(Beginning of PROVIDED ENTRIES)
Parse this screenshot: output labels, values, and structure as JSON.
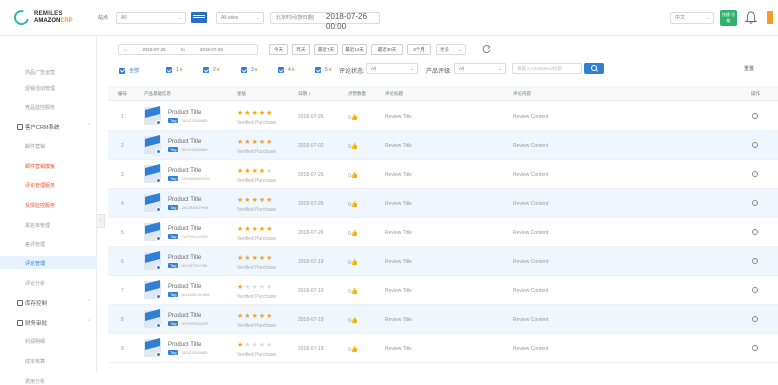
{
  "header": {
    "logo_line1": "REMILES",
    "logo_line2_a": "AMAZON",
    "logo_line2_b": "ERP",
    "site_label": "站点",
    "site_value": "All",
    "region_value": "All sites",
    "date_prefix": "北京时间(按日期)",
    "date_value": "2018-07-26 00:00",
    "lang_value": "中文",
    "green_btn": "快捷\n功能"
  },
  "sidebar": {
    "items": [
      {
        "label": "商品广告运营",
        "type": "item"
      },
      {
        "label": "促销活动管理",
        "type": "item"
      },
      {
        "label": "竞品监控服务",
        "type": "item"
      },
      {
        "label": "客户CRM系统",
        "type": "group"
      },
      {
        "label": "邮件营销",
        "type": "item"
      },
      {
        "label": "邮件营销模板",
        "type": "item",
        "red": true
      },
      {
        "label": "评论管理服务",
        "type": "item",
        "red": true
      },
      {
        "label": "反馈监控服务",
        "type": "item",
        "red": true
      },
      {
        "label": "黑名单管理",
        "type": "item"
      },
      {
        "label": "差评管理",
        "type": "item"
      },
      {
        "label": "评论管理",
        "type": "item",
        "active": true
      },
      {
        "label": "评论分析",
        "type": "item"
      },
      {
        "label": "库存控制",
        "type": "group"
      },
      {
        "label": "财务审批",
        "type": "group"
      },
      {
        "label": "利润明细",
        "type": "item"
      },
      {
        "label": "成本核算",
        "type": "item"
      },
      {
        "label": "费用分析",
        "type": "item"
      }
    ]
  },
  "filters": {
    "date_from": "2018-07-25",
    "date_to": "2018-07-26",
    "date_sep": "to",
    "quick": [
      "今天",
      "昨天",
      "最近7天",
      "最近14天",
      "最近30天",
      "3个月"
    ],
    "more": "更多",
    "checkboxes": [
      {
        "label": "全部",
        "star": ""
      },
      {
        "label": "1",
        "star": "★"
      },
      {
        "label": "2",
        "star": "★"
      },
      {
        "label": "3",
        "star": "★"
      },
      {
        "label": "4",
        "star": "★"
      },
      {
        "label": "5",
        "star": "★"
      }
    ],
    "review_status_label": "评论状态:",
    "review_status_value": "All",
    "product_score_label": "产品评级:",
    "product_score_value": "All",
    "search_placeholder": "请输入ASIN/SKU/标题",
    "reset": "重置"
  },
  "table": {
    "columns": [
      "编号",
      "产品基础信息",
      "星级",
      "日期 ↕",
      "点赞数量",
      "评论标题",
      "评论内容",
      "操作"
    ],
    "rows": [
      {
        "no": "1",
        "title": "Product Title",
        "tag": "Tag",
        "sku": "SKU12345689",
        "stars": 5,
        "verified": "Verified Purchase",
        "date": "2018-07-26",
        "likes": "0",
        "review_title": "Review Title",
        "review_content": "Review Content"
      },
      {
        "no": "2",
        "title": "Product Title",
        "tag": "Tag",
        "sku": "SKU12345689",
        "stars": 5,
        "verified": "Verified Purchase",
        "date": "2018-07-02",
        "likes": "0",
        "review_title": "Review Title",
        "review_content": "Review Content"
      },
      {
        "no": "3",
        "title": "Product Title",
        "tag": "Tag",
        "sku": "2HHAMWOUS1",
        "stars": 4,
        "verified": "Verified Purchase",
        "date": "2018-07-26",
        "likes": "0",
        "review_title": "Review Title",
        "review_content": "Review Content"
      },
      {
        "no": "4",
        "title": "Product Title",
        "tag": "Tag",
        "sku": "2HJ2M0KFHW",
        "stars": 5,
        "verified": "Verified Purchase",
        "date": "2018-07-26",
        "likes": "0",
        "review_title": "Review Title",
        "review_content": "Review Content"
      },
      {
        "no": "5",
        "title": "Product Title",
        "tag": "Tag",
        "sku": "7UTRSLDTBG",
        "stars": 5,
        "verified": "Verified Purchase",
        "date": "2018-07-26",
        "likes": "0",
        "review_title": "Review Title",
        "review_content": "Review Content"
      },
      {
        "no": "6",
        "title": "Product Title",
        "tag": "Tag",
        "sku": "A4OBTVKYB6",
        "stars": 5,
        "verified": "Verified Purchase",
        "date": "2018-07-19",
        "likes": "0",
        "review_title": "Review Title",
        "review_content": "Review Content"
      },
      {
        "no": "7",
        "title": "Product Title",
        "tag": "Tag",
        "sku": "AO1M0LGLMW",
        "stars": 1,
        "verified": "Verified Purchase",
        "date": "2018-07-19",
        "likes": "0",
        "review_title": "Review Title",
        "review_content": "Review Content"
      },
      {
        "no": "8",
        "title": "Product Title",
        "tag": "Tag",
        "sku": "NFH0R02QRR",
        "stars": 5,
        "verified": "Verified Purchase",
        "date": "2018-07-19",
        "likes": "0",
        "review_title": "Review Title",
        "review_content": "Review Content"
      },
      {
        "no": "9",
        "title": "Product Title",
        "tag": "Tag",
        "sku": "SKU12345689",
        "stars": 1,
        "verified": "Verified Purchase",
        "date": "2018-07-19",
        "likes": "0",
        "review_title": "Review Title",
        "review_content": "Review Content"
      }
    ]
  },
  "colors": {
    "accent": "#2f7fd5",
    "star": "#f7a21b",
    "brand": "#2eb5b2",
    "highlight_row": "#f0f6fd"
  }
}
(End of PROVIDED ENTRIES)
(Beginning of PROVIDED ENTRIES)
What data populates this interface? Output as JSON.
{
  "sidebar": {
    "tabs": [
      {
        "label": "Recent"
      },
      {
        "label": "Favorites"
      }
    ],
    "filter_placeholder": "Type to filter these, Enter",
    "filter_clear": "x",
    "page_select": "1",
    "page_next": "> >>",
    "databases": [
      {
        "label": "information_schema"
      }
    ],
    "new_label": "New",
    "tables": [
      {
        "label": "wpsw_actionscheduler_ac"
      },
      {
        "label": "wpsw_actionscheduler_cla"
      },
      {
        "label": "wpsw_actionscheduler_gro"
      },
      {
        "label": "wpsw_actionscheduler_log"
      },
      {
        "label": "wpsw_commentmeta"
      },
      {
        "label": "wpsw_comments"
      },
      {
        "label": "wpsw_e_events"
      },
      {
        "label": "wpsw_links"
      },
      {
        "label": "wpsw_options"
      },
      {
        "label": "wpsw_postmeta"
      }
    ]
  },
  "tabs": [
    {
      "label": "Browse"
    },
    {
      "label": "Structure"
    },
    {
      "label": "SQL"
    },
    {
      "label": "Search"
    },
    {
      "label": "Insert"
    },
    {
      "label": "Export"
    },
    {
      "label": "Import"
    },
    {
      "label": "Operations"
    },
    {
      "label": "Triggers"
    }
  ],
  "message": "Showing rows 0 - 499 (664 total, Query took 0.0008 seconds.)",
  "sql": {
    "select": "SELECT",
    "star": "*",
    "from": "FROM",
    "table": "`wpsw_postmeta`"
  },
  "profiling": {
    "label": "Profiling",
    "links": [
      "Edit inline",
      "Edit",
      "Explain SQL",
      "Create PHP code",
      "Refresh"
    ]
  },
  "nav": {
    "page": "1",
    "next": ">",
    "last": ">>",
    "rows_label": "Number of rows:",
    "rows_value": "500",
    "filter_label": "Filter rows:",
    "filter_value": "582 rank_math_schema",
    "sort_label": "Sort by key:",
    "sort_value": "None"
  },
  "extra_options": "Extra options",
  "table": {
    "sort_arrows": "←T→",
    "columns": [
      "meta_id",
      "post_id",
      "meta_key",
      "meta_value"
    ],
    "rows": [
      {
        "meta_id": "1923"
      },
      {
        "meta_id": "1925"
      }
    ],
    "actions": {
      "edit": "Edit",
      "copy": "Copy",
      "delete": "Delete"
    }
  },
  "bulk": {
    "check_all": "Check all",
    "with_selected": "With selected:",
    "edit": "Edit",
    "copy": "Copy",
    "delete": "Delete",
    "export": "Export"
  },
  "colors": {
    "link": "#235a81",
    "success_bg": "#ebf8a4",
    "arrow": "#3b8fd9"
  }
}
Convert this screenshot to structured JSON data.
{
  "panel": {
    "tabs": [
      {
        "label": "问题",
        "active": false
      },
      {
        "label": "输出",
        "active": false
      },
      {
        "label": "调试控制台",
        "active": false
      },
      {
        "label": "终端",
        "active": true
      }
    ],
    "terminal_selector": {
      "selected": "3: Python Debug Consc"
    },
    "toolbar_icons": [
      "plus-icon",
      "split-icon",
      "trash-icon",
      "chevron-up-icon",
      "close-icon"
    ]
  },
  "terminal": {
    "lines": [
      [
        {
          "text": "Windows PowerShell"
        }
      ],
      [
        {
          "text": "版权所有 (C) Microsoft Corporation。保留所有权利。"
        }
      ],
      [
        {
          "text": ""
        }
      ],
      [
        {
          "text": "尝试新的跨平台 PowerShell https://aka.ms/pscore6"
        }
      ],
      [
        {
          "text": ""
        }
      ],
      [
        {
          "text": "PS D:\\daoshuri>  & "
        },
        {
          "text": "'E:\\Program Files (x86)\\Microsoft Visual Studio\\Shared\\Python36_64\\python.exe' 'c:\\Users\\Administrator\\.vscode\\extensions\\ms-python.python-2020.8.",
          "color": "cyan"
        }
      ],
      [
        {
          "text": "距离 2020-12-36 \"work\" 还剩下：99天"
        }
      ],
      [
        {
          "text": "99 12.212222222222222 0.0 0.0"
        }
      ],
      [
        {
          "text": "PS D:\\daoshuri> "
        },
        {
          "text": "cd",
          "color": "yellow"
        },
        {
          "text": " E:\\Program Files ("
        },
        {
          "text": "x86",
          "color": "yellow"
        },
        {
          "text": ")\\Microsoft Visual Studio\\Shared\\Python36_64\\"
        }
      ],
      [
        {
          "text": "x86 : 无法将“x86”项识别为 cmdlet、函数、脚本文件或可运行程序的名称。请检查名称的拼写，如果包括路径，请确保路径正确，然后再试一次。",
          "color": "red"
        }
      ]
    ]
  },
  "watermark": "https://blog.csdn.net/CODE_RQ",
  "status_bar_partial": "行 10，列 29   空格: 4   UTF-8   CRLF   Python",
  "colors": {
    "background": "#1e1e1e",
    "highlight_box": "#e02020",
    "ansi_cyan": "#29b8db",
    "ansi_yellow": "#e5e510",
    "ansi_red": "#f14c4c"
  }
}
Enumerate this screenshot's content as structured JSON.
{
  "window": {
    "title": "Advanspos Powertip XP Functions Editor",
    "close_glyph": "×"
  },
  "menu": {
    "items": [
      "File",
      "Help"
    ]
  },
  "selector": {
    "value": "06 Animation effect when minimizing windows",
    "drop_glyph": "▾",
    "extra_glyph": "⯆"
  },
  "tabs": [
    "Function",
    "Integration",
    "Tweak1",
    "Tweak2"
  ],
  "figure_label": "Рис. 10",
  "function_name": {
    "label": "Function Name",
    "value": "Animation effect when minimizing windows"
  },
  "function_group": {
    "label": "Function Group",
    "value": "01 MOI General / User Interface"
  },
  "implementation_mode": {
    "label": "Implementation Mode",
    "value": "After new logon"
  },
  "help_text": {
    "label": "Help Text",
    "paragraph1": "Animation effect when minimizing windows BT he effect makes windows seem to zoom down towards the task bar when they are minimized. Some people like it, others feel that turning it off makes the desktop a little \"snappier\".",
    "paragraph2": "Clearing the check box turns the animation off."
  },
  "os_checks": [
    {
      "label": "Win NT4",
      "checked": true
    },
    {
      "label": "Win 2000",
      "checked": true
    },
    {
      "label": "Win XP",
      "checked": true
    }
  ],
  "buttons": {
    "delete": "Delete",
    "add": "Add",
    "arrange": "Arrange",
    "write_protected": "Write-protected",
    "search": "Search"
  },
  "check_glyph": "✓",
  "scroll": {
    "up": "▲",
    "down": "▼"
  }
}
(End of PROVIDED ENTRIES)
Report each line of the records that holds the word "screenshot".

_SOLUTION TO THIS EXERCISE_:
Parse this screenshot: output labels, values, and structure as JSON.
Convert this screenshot to structured JSON data.
Enumerate this screenshot's content as structured JSON.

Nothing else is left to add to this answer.